### [What is expected]
With pictures omitted, restate the data word for word.

### [Given records]
──────────

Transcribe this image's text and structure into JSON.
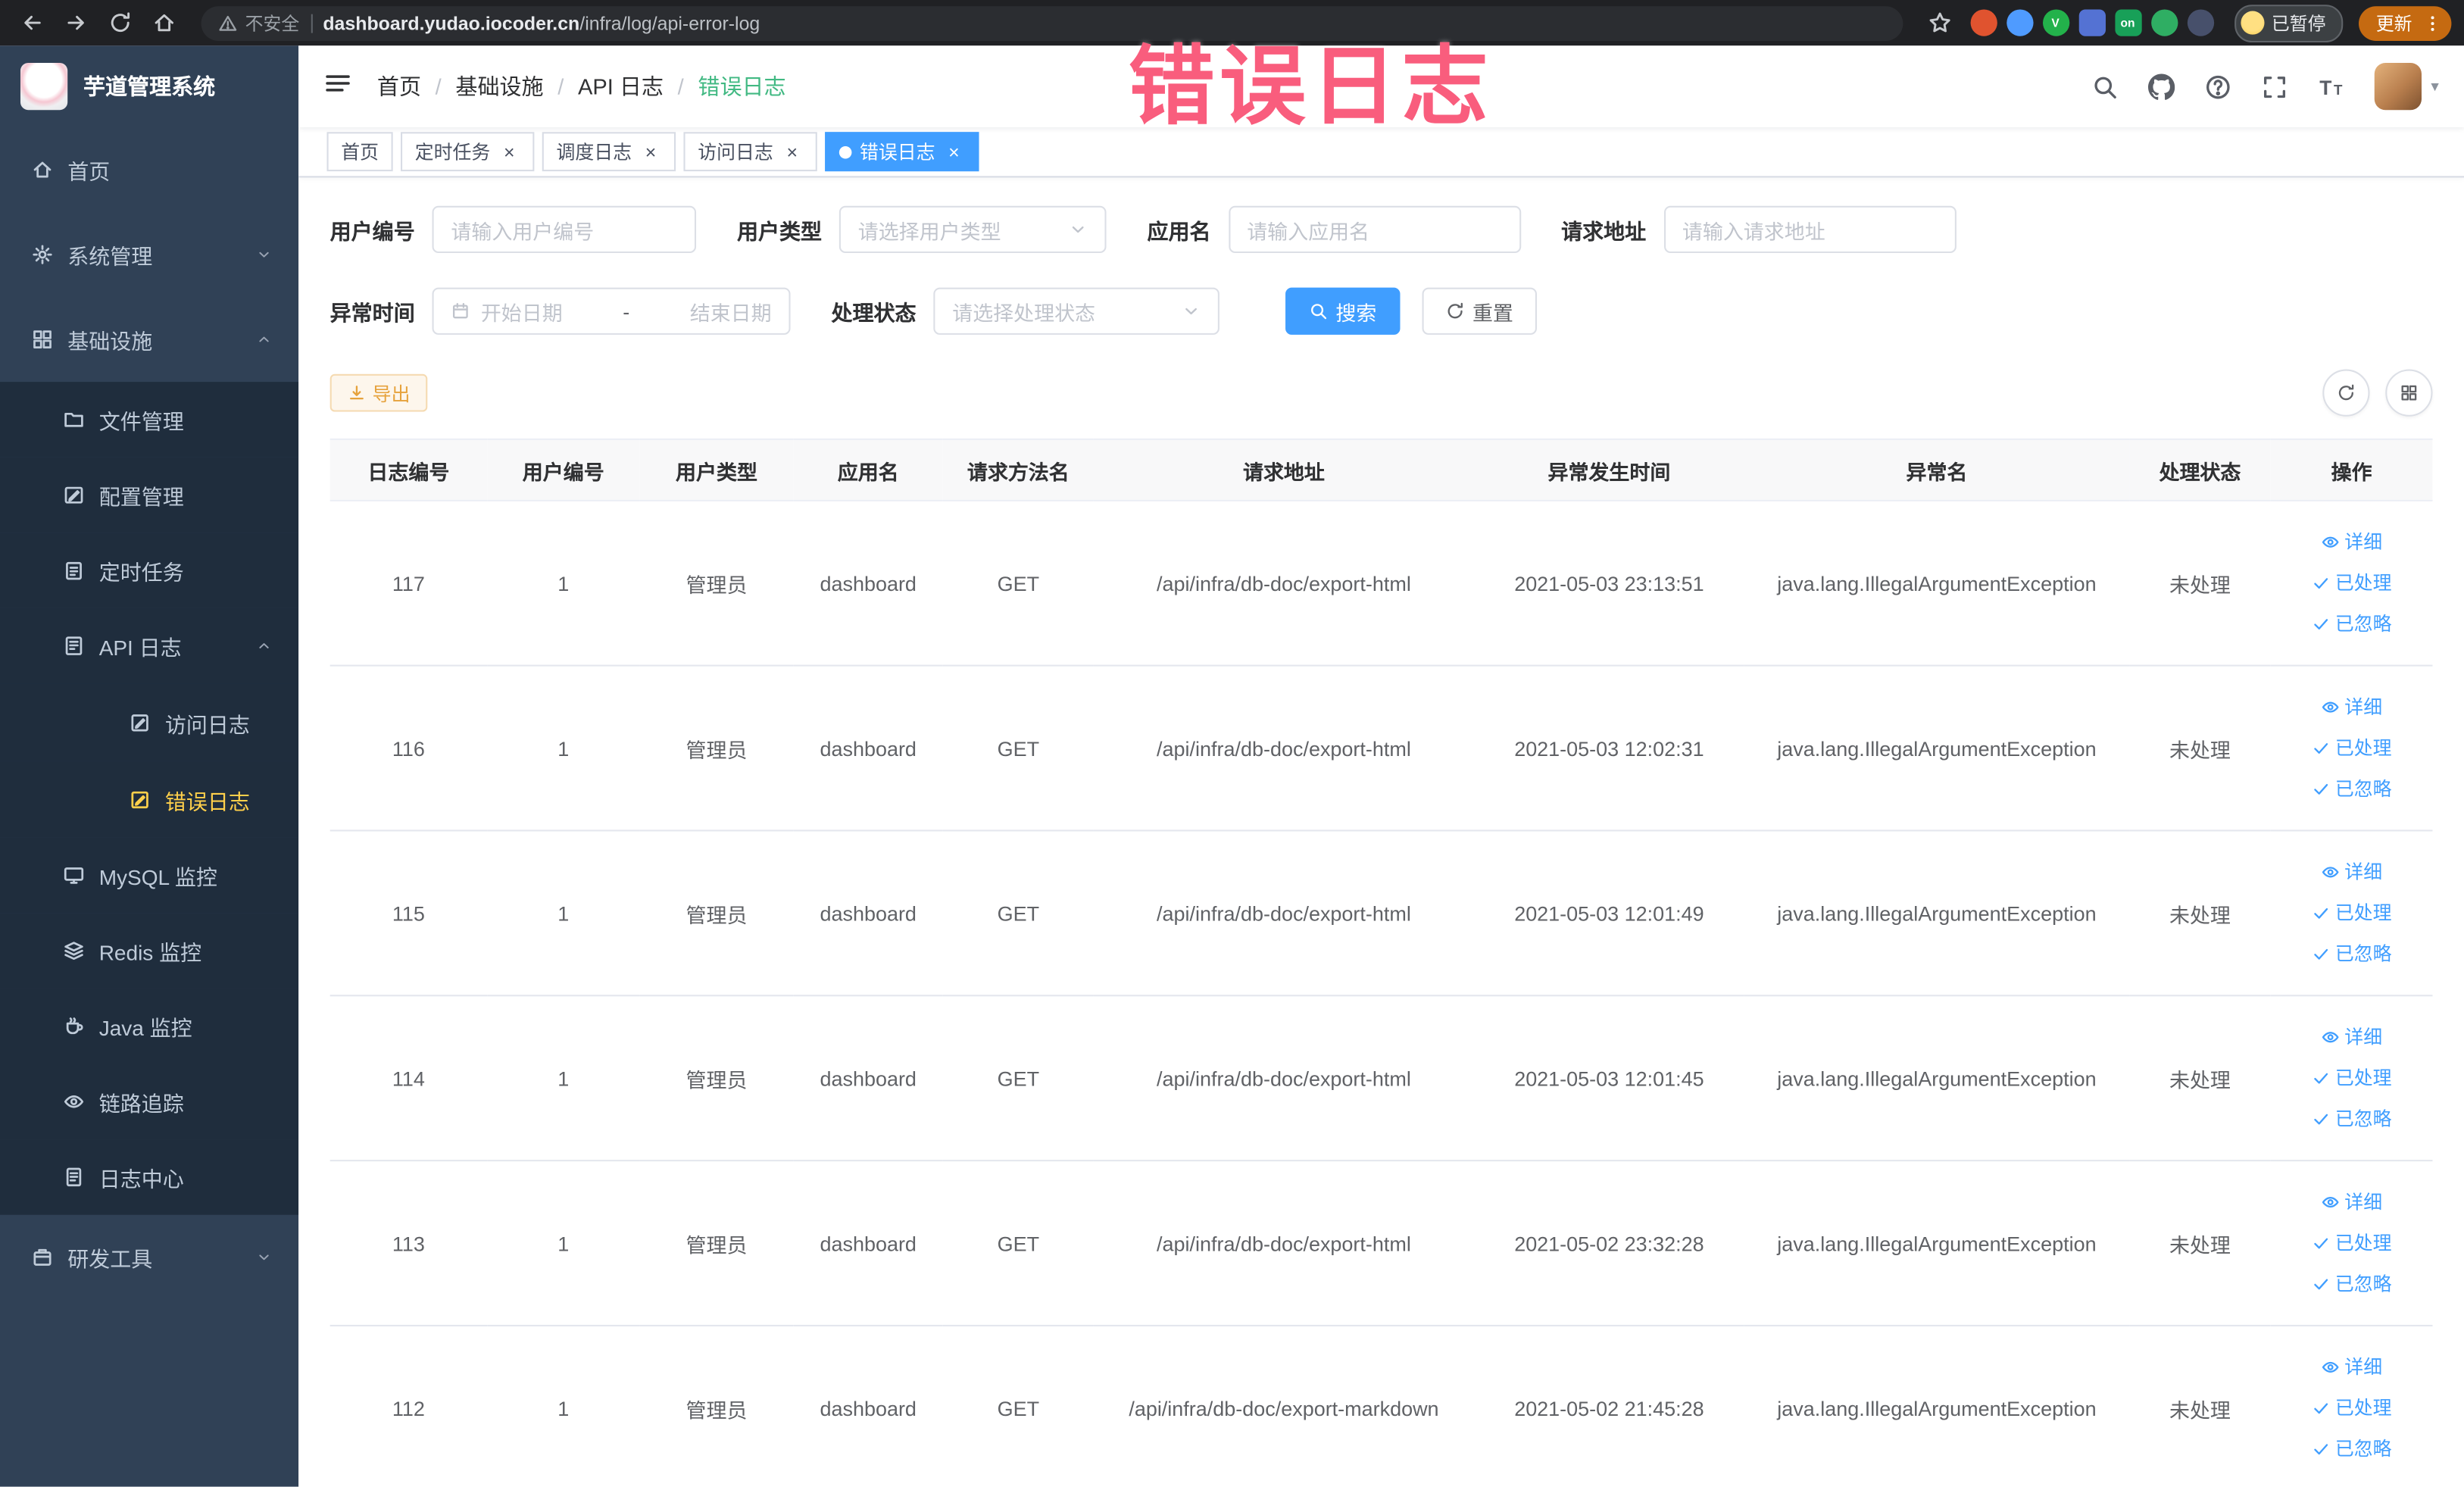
{
  "theme": {
    "primary": "#409EFF",
    "warning": "#E6A23C",
    "sidebar_bg": "#304156",
    "sidebar_sub_bg": "#1f2d3d",
    "sidebar_text": "#bfcbd9",
    "sidebar_active_text": "#ffd04b",
    "breadcrumb_active": "#42b983",
    "overlay_pink": "#f95d7d"
  },
  "browser": {
    "security_label": "不安全",
    "url_domain": "dashboard.yudao.iocoder.cn",
    "url_path": "/infra/log/api-error-log",
    "profile_chip": "已暂停",
    "update_button": "更新",
    "extensions": [
      {
        "name": "adblock-extension-icon",
        "color": "#e0532f",
        "shape": "round",
        "text": ""
      },
      {
        "name": "water-drop-extension-icon",
        "color": "#4f9bff",
        "shape": "round",
        "text": ""
      },
      {
        "name": "v-green-extension-icon",
        "color": "#23b24b",
        "shape": "round",
        "text": "V"
      },
      {
        "name": "grid-extension-icon",
        "color": "#5472d3",
        "shape": "sq",
        "text": ""
      },
      {
        "name": "on-badge-extension-icon",
        "color": "#18a058",
        "shape": "sq",
        "text": "on"
      },
      {
        "name": "leaf-extension-icon",
        "color": "#2fae63",
        "shape": "round",
        "text": ""
      },
      {
        "name": "paw-extension-icon",
        "color": "#47506b",
        "shape": "round",
        "text": ""
      }
    ]
  },
  "overlay": {
    "text": "错误日志"
  },
  "sidebar": {
    "logo_title": "芋道管理系统",
    "items": [
      {
        "label": "首页",
        "icon": "home",
        "level": 1
      },
      {
        "label": "系统管理",
        "icon": "gear",
        "level": 1,
        "arrow": "chev-down"
      },
      {
        "label": "基础设施",
        "icon": "infra",
        "level": 1,
        "arrow": "chev-up"
      },
      {
        "label": "文件管理",
        "icon": "file",
        "level": 2
      },
      {
        "label": "配置管理",
        "icon": "config",
        "level": 2
      },
      {
        "label": "定时任务",
        "icon": "task",
        "level": 2
      },
      {
        "label": "API 日志",
        "icon": "apilog",
        "level": 2,
        "arrow": "chev-up"
      },
      {
        "label": "访问日志",
        "icon": "editdoc",
        "level": 3
      },
      {
        "label": "错误日志",
        "icon": "editdoc",
        "level": 3,
        "active": true
      },
      {
        "label": "MySQL 监控",
        "icon": "monitor",
        "level": 2
      },
      {
        "label": "Redis 监控",
        "icon": "redis",
        "level": 2
      },
      {
        "label": "Java 监控",
        "icon": "java",
        "level": 2
      },
      {
        "label": "链路追踪",
        "icon": "trace",
        "level": 2
      },
      {
        "label": "日志中心",
        "icon": "doc",
        "level": 2
      },
      {
        "label": "研发工具",
        "icon": "devtools",
        "level": 1,
        "arrow": "chev-down"
      }
    ]
  },
  "header": {
    "breadcrumb": [
      "首页",
      "基础设施",
      "API 日志",
      "错误日志"
    ],
    "separator": "/"
  },
  "tabs": [
    {
      "label": "首页",
      "closable": false,
      "active": false
    },
    {
      "label": "定时任务",
      "closable": true,
      "active": false
    },
    {
      "label": "调度日志",
      "closable": true,
      "active": false
    },
    {
      "label": "访问日志",
      "closable": true,
      "active": false
    },
    {
      "label": "错误日志",
      "closable": true,
      "active": true
    }
  ],
  "filters": {
    "user_id": {
      "label": "用户编号",
      "placeholder": "请输入用户编号"
    },
    "user_type": {
      "label": "用户类型",
      "placeholder": "请选择用户类型"
    },
    "app_name": {
      "label": "应用名",
      "placeholder": "请输入应用名"
    },
    "request_url": {
      "label": "请求地址",
      "placeholder": "请输入请求地址"
    },
    "exception_time": {
      "label": "异常时间",
      "start_placeholder": "开始日期",
      "separator": "-",
      "end_placeholder": "结束日期"
    },
    "process_status": {
      "label": "处理状态",
      "placeholder": "请选择处理状态"
    },
    "search_button": "搜索",
    "reset_button": "重置"
  },
  "toolbar": {
    "export_button": "导出"
  },
  "table": {
    "headers": [
      "日志编号",
      "用户编号",
      "用户类型",
      "应用名",
      "请求方法名",
      "请求地址",
      "异常发生时间",
      "异常名",
      "处理状态",
      "操作"
    ],
    "action_labels": [
      "详细",
      "已处理",
      "已忽略"
    ],
    "rows": [
      {
        "log_id": "117",
        "user_id": "1",
        "user_type": "管理员",
        "app_name": "dashboard",
        "method": "GET",
        "url": "/api/infra/db-doc/export-html",
        "time": "2021-05-03 23:13:51",
        "exception": "java.lang.IllegalArgumentException",
        "status": "未处理"
      },
      {
        "log_id": "116",
        "user_id": "1",
        "user_type": "管理员",
        "app_name": "dashboard",
        "method": "GET",
        "url": "/api/infra/db-doc/export-html",
        "time": "2021-05-03 12:02:31",
        "exception": "java.lang.IllegalArgumentException",
        "status": "未处理"
      },
      {
        "log_id": "115",
        "user_id": "1",
        "user_type": "管理员",
        "app_name": "dashboard",
        "method": "GET",
        "url": "/api/infra/db-doc/export-html",
        "time": "2021-05-03 12:01:49",
        "exception": "java.lang.IllegalArgumentException",
        "status": "未处理"
      },
      {
        "log_id": "114",
        "user_id": "1",
        "user_type": "管理员",
        "app_name": "dashboard",
        "method": "GET",
        "url": "/api/infra/db-doc/export-html",
        "time": "2021-05-03 12:01:45",
        "exception": "java.lang.IllegalArgumentException",
        "status": "未处理"
      },
      {
        "log_id": "113",
        "user_id": "1",
        "user_type": "管理员",
        "app_name": "dashboard",
        "method": "GET",
        "url": "/api/infra/db-doc/export-html",
        "time": "2021-05-02 23:32:28",
        "exception": "java.lang.IllegalArgumentException",
        "status": "未处理"
      },
      {
        "log_id": "112",
        "user_id": "1",
        "user_type": "管理员",
        "app_name": "dashboard",
        "method": "GET",
        "url": "/api/infra/db-doc/export-markdown",
        "time": "2021-05-02 21:45:28",
        "exception": "java.lang.IllegalArgumentException",
        "status": "未处理"
      }
    ]
  }
}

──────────

### [Answer to this problem]
Transcribe this image's text and structure into JSON.
{
  "theme": {
    "primary": "#409EFF",
    "warning": "#E6A23C",
    "sidebar_bg": "#304156",
    "sidebar_sub_bg": "#1f2d3d",
    "sidebar_text": "#bfcbd9",
    "sidebar_active_text": "#ffd04b",
    "breadcrumb_active": "#42b983",
    "overlay_pink": "#f95d7d"
  },
  "browser": {
    "security_label": "不安全",
    "url_domain": "dashboard.yudao.iocoder.cn",
    "url_path": "/infra/log/api-error-log",
    "profile_chip": "已暂停",
    "update_button": "更新",
    "extensions": [
      {
        "name": "adblock-extension-icon",
        "color": "#e0532f",
        "shape": "round",
        "text": ""
      },
      {
        "name": "water-drop-extension-icon",
        "color": "#4f9bff",
        "shape": "round",
        "text": ""
      },
      {
        "name": "v-green-extension-icon",
        "color": "#23b24b",
        "shape": "round",
        "text": "V"
      },
      {
        "name": "grid-extension-icon",
        "color": "#5472d3",
        "shape": "sq",
        "text": ""
      },
      {
        "name": "on-badge-extension-icon",
        "color": "#18a058",
        "shape": "sq",
        "text": "on"
      },
      {
        "name": "leaf-extension-icon",
        "color": "#2fae63",
        "shape": "round",
        "text": ""
      },
      {
        "name": "paw-extension-icon",
        "color": "#47506b",
        "shape": "round",
        "text": ""
      }
    ]
  },
  "overlay": {
    "text": "错误日志"
  },
  "sidebar": {
    "logo_title": "芋道管理系统",
    "items": [
      {
        "label": "首页",
        "icon": "home",
        "level": 1
      },
      {
        "label": "系统管理",
        "icon": "gear",
        "level": 1,
        "arrow": "chev-down"
      },
      {
        "label": "基础设施",
        "icon": "infra",
        "level": 1,
        "arrow": "chev-up"
      },
      {
        "label": "文件管理",
        "icon": "file",
        "level": 2
      },
      {
        "label": "配置管理",
        "icon": "config",
        "level": 2
      },
      {
        "label": "定时任务",
        "icon": "task",
        "level": 2
      },
      {
        "label": "API 日志",
        "icon": "apilog",
        "level": 2,
        "arrow": "chev-up"
      },
      {
        "label": "访问日志",
        "icon": "editdoc",
        "level": 3
      },
      {
        "label": "错误日志",
        "icon": "editdoc",
        "level": 3,
        "active": true
      },
      {
        "label": "MySQL 监控",
        "icon": "monitor",
        "level": 2
      },
      {
        "label": "Redis 监控",
        "icon": "redis",
        "level": 2
      },
      {
        "label": "Java 监控",
        "icon": "java",
        "level": 2
      },
      {
        "label": "链路追踪",
        "icon": "trace",
        "level": 2
      },
      {
        "label": "日志中心",
        "icon": "doc",
        "level": 2
      },
      {
        "label": "研发工具",
        "icon": "devtools",
        "level": 1,
        "arrow": "chev-down"
      }
    ]
  },
  "header": {
    "breadcrumb": [
      "首页",
      "基础设施",
      "API 日志",
      "错误日志"
    ],
    "separator": "/"
  },
  "tabs": [
    {
      "label": "首页",
      "closable": false,
      "active": false
    },
    {
      "label": "定时任务",
      "closable": true,
      "active": false
    },
    {
      "label": "调度日志",
      "closable": true,
      "active": false
    },
    {
      "label": "访问日志",
      "closable": true,
      "active": false
    },
    {
      "label": "错误日志",
      "closable": true,
      "active": true
    }
  ],
  "filters": {
    "user_id": {
      "label": "用户编号",
      "placeholder": "请输入用户编号"
    },
    "user_type": {
      "label": "用户类型",
      "placeholder": "请选择用户类型"
    },
    "app_name": {
      "label": "应用名",
      "placeholder": "请输入应用名"
    },
    "request_url": {
      "label": "请求地址",
      "placeholder": "请输入请求地址"
    },
    "exception_time": {
      "label": "异常时间",
      "start_placeholder": "开始日期",
      "separator": "-",
      "end_placeholder": "结束日期"
    },
    "process_status": {
      "label": "处理状态",
      "placeholder": "请选择处理状态"
    },
    "search_button": "搜索",
    "reset_button": "重置"
  },
  "toolbar": {
    "export_button": "导出"
  },
  "table": {
    "headers": [
      "日志编号",
      "用户编号",
      "用户类型",
      "应用名",
      "请求方法名",
      "请求地址",
      "异常发生时间",
      "异常名",
      "处理状态",
      "操作"
    ],
    "action_labels": [
      "详细",
      "已处理",
      "已忽略"
    ],
    "rows": [
      {
        "log_id": "117",
        "user_id": "1",
        "user_type": "管理员",
        "app_name": "dashboard",
        "method": "GET",
        "url": "/api/infra/db-doc/export-html",
        "time": "2021-05-03 23:13:51",
        "exception": "java.lang.IllegalArgumentException",
        "status": "未处理"
      },
      {
        "log_id": "116",
        "user_id": "1",
        "user_type": "管理员",
        "app_name": "dashboard",
        "method": "GET",
        "url": "/api/infra/db-doc/export-html",
        "time": "2021-05-03 12:02:31",
        "exception": "java.lang.IllegalArgumentException",
        "status": "未处理"
      },
      {
        "log_id": "115",
        "user_id": "1",
        "user_type": "管理员",
        "app_name": "dashboard",
        "method": "GET",
        "url": "/api/infra/db-doc/export-html",
        "time": "2021-05-03 12:01:49",
        "exception": "java.lang.IllegalArgumentException",
        "status": "未处理"
      },
      {
        "log_id": "114",
        "user_id": "1",
        "user_type": "管理员",
        "app_name": "dashboard",
        "method": "GET",
        "url": "/api/infra/db-doc/export-html",
        "time": "2021-05-03 12:01:45",
        "exception": "java.lang.IllegalArgumentException",
        "status": "未处理"
      },
      {
        "log_id": "113",
        "user_id": "1",
        "user_type": "管理员",
        "app_name": "dashboard",
        "method": "GET",
        "url": "/api/infra/db-doc/export-html",
        "time": "2021-05-02 23:32:28",
        "exception": "java.lang.IllegalArgumentException",
        "status": "未处理"
      },
      {
        "log_id": "112",
        "user_id": "1",
        "user_type": "管理员",
        "app_name": "dashboard",
        "method": "GET",
        "url": "/api/infra/db-doc/export-markdown",
        "time": "2021-05-02 21:45:28",
        "exception": "java.lang.IllegalArgumentException",
        "status": "未处理"
      }
    ]
  }
}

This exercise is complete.